How long can
Corn stayed in the lead in early deals on Monday, at least, taking its advantage into a fifth day, as the tight US, and world, supplies highlighted by the US Department of Agriculture last week kept the upward pressure on prices.
Of course, the temptation will be for anyone who can to switch to wheat, given the price gap. And indeed Chicago wheat for July clawed back a little ground, adding 0.6% to $7.64 a bushel as of 07:40 GMT (08:40 UK time).
But that assumes uses can get hold of corn, which may not be not so easy given the extent of continuing US flooding along the Missouri, Mississippi and Ohio rivers.
Brian Henry at Benson Quinn Commodities said "the trade is going to focus on developing logistics problems" until it sorts out how many acres have been lost to the wet US spring.
The damp has also been credited with, relatively, strong prices of some other feed ingredients, such as
And rainfall is seen returning to North America. Some weather models show, after a quiet start to the week, "a huge area of above normal rainfall covering all the Midwest as well as south eastern states and into the central and upper Plains," WxRisk.com said.
"Embedded within that area is a large region of much above normal rainfall running from North Dakota, South Dakota, Minnesota, Iowa into southern Wisconsin, all of Illinois, Indiana and Kentucky."
In the eight-to-14-day period too, "precipitation maps continue to show large areas of above normal rainfall covering all of the Upper Plains all of the Midwest and into North Carolina, Virginia, Pennsylvania, Maryland and western New York state".
Corn for July added 0.5% to $7.90 ¾ a bushel, with the new crop December lot up 0.1% at $7.12 ½ a bushel.
Damp may be a help for crops already sown, but is a curse for farmers attempting to get the last of their crop planted.
"More flooding and rainy weather could possibly drive corn above the strong psychological level of $8.00 a bushel," Lynette Tan at Phillip Futures in Singapore said.
And, as might be expected when spring wheat sowings have already made such poor start, spring wheat, as traded in Minneapolis, soared 1.7% to $10.17 a bushel for July on the prospect of extended difficult conditions.
The weak link in the wheat complex was the Kansas-traded hard red winter variety, which dipped 0.3% to $8.65 ½ a bushel for July, depressed by reports that the drought-tested crop was coming in far better than analysts had expected, on yields as well as quality.
It is not clear that any of the rains will spread as far south as Texas, the main US cotton state, where moisture is desperately needed.
But cotton on the Zhengzhou exchange in China, the top buyer, consumer and producer, fell 2.1% to 25,490 yuan a tonne for September delivery.
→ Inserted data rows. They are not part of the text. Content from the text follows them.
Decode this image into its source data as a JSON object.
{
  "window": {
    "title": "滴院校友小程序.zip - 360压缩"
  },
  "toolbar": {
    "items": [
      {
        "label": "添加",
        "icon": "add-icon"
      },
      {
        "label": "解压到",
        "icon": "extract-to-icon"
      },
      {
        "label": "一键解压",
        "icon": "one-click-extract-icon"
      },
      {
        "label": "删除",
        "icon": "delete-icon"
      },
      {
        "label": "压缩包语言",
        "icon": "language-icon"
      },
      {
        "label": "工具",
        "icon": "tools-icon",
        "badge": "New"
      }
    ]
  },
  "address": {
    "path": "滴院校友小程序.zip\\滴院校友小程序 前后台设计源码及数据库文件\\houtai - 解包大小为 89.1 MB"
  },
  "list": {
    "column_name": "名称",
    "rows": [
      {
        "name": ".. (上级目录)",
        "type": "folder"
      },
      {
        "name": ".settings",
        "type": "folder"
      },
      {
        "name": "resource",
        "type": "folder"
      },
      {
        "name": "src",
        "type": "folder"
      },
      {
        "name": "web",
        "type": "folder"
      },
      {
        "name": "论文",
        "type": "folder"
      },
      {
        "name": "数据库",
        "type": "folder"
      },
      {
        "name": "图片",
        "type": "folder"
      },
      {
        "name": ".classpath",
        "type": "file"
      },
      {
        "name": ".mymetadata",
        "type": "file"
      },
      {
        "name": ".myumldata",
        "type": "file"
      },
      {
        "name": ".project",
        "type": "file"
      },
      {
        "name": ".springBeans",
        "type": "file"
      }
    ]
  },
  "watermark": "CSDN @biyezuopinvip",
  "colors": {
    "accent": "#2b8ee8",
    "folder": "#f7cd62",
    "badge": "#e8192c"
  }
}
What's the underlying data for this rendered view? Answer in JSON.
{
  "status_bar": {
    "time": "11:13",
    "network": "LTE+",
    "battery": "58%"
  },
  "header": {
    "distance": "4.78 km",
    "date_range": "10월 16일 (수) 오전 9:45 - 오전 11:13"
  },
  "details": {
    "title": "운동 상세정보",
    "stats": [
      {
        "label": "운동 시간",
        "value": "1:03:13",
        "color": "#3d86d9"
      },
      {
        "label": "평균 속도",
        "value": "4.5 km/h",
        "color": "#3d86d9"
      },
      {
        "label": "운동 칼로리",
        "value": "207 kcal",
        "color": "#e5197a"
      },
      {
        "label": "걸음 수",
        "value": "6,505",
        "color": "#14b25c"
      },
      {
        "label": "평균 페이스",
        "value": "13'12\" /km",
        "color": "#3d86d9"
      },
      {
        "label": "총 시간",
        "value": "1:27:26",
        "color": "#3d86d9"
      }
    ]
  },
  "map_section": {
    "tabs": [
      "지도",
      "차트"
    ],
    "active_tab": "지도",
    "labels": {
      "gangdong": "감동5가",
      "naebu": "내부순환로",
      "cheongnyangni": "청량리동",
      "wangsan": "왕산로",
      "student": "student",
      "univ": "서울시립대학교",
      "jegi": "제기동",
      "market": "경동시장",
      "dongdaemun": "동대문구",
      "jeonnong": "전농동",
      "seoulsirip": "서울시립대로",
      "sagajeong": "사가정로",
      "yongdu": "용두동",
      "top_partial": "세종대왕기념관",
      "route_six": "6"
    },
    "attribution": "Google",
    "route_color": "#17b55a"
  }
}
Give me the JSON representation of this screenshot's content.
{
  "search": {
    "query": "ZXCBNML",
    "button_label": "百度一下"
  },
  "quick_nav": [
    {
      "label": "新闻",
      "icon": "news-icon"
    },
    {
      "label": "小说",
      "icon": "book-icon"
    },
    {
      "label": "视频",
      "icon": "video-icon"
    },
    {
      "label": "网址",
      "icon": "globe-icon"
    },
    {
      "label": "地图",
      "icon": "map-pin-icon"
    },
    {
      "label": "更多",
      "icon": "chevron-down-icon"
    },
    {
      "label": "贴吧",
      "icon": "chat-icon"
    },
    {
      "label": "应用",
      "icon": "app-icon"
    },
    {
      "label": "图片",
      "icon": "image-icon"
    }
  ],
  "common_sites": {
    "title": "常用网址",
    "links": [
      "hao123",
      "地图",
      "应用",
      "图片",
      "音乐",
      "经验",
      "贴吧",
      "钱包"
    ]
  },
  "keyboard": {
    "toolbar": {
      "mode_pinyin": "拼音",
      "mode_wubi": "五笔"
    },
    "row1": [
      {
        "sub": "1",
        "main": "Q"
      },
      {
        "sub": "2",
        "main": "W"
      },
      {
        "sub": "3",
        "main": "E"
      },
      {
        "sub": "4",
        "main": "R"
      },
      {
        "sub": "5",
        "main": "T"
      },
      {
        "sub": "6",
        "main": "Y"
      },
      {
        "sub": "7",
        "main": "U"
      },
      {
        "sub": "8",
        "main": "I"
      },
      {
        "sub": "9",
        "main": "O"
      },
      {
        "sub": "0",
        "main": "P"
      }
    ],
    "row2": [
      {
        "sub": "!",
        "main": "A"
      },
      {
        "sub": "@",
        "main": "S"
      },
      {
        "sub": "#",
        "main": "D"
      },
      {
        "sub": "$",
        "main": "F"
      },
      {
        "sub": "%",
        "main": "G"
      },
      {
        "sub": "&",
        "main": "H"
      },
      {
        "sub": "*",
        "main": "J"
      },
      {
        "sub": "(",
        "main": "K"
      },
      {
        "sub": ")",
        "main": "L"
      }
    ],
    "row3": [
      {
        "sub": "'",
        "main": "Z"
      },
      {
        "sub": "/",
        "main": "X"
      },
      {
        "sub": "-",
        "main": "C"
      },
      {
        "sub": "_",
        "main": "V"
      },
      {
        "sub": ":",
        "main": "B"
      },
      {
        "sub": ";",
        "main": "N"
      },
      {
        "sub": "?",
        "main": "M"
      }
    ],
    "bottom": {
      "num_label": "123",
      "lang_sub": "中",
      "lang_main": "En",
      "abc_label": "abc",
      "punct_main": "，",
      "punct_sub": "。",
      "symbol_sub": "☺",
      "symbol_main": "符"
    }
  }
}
And indeed signals were generally a little negative from broader financial markets, to which cotton can be more closely given its status as a non-food crop, and so more of a luxury than edible farm commodities.
Oil eased, with New York crude down 0.3% at $99.04 a barrel, with copper dipping in line.